### MATERIAL FOR THE TASK:

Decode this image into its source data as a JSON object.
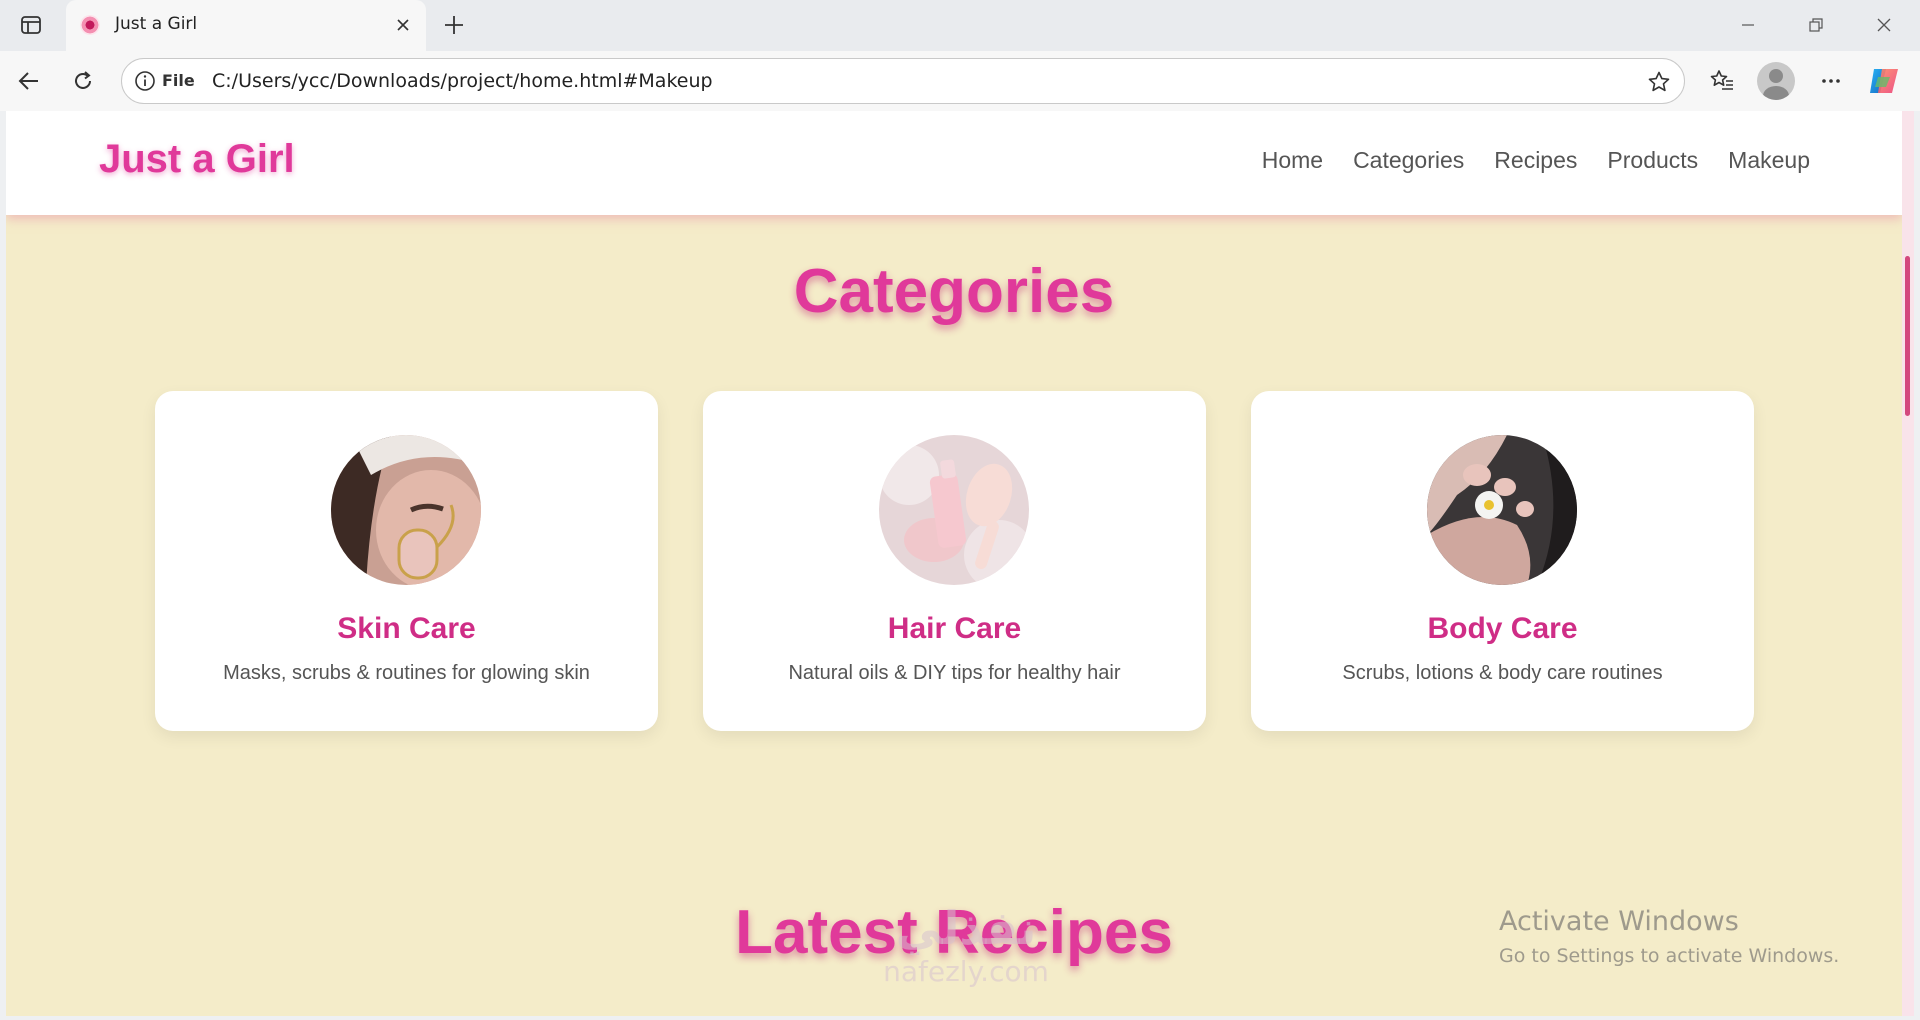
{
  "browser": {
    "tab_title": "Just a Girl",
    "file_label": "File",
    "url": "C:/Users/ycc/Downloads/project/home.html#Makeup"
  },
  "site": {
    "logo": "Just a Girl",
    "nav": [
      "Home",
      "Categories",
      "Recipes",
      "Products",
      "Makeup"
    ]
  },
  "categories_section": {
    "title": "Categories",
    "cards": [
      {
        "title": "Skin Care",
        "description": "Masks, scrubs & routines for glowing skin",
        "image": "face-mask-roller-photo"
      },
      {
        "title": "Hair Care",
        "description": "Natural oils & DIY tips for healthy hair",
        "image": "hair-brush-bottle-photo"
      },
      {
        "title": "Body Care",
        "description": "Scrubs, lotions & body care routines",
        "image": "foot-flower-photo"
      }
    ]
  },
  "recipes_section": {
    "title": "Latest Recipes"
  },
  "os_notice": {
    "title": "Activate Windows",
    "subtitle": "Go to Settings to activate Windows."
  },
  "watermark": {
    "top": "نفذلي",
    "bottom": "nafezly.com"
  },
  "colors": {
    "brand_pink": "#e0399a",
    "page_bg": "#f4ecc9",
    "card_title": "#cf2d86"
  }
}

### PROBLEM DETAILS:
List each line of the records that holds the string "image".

### RESPONSE:
Decode this image into its source data as a JSON object.
        "image": "face-mask-roller-photo"
        "image": "hair-brush-bottle-photo"
        "image": "foot-flower-photo"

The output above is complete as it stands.